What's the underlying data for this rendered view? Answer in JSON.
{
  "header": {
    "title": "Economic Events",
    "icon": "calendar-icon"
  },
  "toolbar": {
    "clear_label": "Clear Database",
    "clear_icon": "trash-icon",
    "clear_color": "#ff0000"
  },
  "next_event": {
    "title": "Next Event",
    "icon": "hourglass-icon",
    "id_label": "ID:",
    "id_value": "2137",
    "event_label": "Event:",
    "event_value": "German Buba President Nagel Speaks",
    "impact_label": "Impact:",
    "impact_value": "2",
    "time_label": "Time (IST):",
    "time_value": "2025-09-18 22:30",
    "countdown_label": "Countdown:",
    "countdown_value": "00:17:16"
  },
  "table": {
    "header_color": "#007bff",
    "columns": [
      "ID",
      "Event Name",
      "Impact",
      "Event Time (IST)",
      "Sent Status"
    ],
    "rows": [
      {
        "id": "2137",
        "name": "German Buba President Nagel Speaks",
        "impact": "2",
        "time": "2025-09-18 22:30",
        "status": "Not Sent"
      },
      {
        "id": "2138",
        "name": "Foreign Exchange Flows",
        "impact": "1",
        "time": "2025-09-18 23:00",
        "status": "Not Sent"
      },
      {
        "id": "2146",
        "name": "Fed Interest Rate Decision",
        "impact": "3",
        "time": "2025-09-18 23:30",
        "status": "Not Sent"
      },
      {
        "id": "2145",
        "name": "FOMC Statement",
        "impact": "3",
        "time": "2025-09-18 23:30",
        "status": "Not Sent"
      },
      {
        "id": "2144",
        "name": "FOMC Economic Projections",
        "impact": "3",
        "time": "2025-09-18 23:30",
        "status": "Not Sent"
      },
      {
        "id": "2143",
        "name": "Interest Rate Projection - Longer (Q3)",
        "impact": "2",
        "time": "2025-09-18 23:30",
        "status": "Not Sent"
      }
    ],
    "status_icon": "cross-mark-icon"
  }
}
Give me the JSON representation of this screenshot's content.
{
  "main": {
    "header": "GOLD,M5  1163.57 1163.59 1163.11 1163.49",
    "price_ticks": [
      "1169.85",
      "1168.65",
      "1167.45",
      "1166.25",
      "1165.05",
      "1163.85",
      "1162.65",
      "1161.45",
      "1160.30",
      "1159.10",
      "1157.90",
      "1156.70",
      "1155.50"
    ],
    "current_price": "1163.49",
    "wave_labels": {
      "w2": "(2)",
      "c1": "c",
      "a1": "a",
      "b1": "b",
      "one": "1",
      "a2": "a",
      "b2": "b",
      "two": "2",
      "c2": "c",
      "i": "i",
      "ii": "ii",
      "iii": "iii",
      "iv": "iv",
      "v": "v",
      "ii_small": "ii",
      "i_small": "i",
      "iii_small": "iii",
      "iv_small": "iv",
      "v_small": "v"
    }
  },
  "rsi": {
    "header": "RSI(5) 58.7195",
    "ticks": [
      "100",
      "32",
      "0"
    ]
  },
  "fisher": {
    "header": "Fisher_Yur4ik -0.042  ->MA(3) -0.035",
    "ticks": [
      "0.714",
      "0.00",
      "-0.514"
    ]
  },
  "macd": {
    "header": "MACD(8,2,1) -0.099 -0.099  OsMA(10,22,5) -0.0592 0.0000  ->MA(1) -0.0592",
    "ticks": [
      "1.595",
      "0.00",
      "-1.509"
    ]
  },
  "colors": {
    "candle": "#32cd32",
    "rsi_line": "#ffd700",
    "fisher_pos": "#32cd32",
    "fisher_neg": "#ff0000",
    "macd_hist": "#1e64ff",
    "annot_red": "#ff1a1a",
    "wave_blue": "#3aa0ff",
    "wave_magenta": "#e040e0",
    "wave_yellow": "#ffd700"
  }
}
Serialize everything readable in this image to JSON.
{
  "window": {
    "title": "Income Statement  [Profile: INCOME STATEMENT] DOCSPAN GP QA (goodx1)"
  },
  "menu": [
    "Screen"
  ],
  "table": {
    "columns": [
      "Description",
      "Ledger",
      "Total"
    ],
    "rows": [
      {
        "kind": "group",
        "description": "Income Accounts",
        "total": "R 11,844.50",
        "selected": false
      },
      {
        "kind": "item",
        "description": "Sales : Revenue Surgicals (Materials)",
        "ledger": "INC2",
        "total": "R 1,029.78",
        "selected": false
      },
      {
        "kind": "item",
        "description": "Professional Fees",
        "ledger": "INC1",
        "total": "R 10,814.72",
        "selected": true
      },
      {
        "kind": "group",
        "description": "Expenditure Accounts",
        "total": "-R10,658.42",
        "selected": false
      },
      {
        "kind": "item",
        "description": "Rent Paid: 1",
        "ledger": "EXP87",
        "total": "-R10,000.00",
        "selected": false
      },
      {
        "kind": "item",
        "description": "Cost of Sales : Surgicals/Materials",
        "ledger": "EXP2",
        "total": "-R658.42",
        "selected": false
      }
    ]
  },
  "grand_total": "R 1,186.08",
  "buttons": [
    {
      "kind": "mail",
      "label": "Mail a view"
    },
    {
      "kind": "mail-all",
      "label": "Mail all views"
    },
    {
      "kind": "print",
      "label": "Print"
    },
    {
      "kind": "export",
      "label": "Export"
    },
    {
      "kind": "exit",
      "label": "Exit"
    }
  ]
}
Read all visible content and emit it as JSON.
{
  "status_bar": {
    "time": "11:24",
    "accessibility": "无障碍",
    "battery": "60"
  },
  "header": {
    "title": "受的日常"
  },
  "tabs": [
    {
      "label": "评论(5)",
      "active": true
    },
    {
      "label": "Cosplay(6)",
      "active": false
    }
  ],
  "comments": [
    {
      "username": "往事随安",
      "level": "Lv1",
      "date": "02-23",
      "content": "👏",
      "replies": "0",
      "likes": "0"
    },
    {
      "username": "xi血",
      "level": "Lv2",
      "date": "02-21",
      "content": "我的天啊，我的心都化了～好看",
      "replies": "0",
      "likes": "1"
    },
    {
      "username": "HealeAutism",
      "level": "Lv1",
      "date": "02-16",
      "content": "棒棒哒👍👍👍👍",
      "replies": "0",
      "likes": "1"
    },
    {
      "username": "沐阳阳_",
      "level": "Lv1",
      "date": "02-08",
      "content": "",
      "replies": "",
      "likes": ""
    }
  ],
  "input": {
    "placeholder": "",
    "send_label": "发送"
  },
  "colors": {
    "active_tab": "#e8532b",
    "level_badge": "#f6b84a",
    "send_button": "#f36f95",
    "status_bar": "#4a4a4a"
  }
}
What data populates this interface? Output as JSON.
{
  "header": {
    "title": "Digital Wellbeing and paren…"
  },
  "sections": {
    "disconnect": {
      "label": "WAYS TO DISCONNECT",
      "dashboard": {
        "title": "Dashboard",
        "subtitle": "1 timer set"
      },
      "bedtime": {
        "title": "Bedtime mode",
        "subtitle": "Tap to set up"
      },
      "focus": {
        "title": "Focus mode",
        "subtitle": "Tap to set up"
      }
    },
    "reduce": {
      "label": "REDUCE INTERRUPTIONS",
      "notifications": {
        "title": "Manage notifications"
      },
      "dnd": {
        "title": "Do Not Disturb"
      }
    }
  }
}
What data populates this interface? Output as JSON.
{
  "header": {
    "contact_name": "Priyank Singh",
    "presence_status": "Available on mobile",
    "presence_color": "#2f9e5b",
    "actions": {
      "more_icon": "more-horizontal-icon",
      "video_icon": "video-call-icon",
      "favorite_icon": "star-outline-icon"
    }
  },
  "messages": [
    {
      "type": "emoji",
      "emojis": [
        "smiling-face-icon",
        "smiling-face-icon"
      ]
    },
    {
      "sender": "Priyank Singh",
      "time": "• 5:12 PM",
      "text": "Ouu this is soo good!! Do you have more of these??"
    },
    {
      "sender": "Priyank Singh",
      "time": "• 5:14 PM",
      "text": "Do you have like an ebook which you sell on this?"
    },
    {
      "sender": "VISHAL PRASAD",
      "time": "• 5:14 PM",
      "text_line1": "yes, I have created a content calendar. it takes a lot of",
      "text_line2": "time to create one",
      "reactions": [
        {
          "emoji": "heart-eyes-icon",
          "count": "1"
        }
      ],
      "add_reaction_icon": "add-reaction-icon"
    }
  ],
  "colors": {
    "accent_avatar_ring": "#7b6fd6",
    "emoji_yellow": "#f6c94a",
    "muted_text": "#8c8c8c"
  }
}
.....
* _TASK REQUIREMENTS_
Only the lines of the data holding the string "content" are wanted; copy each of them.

* _SOLUTION FOR THIS EXERCISE_
Give me the JSON representation of this screenshot's content.
Read all visible content and emit it as JSON.
      "content": "👏",
      "content": "我的天啊，我的心都化了～好看",
      "content": "棒棒哒👍👍👍👍",
      "content": "",
      "text_line1": "yes, I have created a content calendar. it takes a lot of",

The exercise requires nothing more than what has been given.